References to Helen from the autobiography of author Charlotte Perkins Gilman, titled "The living of Charlotte Perkins Gilman":
p. 142: The P.C.W.P.A. (Pacific Coast Woman's Press Association) had a convention, with speakers from afar, and one one of them was Helen Campbell. As "Helen C. Weeks," her writing in "Our Young Folks" had delighted me when I was six. We became the closest friends, she was one of my adopted "mothers."
p. 171: I left Oakland in debt and failure, and moved to San Francisco in the summer of 1894, beginning again, with a great new hope - "The Impress." This was a small paper which had belonged to the P.C.W.P.A. and which I had run for them, successfully, as the "Bulletin." It seemed to me, and to Helen Campbell, who was to join forces with me in this enterprise, a possible thing to make a good family weekly of this. The P.A. was to retain a double page for its special news. Mrs. C. furnished another department of Household Affairs - she being an expert in those lines, and she brought with her an "adopted son," Mr. Paul Tyner, used to newspaper work, who was to be manager.
p. 173: This fiasco (the "Impress" lasted only twenty weeks) was what showed me my standing in that city. Mrs. Campbell, who was honored as a distinguished stranger, made some inquiries as to the rather surprising lack of support.... One somewhat important woman told Mrs. Campbell that it was a pity she should lose by this venture...
p. 174: One piece of work contributed to California during these years was a share in arranging several annual Woman's Congresses. These brought together the foremost women of the state, showed what progress was being made, and introduced noted speakers from the east. Among these, as I have said, were Helen Campbell and Jane Addams. Also came Susan B. Anthony, that grand leader of the Equal Suffrage Movement. These all became friends of mine. Mrs. Campbell became like a mother to me, Miss Anthony wanted me as a suffrage worker, Miss Addams's championship was most valuable.
p. 185: Knowing the unreliability of my health I did not undertake to manage this settlement ("Little Hell," a companion to Jane Addams's Hull House), but suggested Mrs. Campbell, who was by this time teaching economics in Wisconsin; and she accepted the position.... Helen Campbell was our beloved "Head" and mother to us all. She even cooked special treats for us when the settlement maid was worse than usual; I remember bringing in some delicious gingerbread with the proclamation, "Made by our Ma! - Not marred by our Maid!"
pg. 223: Got a lot of letters including invitation to chair in Kansas Agricultural College - $1400.00 a year! This looked to me like an immeasurable sum. As I had not been to college I was naturally complimented by being asked to teach in one. But I knew too well that I could not hold out in steady work, had no right to undertake it. So I declined, and as in the case of the Settlement proposition, I suggested Mrs. Campbell as much fitter for the place than I. She accepted the position and filled it well.
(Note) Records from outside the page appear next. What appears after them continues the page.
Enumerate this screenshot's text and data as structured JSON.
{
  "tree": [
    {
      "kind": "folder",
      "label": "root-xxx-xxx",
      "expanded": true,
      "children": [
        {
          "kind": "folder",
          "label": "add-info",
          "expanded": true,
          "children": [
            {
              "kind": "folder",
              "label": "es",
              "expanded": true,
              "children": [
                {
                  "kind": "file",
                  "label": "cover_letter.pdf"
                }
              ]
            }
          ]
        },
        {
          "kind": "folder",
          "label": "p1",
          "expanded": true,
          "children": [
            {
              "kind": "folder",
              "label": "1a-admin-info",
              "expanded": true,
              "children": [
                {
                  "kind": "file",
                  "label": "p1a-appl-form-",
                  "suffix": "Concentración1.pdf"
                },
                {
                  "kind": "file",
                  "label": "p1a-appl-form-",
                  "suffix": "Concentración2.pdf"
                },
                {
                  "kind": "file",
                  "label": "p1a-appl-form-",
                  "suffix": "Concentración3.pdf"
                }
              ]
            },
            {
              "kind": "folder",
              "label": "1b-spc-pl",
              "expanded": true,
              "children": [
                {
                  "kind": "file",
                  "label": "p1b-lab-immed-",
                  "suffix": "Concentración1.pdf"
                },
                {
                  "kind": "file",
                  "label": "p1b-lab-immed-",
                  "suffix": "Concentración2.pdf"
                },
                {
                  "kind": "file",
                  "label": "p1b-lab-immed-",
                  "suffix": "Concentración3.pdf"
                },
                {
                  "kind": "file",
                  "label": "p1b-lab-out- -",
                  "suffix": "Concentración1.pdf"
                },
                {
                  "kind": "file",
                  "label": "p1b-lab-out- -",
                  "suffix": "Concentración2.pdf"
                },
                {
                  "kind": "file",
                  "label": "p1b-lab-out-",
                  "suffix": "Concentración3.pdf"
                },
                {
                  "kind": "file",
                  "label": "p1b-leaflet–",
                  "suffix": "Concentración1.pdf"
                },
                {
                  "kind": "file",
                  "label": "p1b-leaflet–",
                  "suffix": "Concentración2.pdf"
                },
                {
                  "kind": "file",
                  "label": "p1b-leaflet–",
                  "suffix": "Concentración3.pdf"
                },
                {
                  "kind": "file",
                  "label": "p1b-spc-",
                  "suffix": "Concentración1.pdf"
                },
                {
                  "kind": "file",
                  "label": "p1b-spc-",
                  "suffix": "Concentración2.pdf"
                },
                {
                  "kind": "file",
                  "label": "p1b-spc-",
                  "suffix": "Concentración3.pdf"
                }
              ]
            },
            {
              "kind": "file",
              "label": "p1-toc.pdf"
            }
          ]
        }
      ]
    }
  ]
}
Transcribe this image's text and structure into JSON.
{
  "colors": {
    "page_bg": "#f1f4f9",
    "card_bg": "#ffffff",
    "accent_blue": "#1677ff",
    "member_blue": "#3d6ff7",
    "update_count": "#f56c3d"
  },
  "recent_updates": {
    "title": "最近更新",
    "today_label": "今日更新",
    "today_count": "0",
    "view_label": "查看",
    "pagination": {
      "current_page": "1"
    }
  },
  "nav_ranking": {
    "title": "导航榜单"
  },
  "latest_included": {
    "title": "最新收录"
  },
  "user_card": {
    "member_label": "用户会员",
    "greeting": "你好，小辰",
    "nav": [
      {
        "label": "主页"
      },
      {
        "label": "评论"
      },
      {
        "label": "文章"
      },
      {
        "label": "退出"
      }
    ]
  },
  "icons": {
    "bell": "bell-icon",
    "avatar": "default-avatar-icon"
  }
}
But I have always rather gloated over the invitation.
p. 287: On one long absence my dear Helen Campbell was mother for me. A reliable woman came once a week to clean; it was a peaceful and easy home for all of us. Having met Mrs. Campbell and installed her with (Charlotte's daughter( Katharine) and Mr. Gilman, I started early in November, 1900, for six weeks' trip which is a good example of my professional life.
pg. 290: In April of that year (1901) - Bad news about Mrs. Campbell - her mind is wandering - and so is she.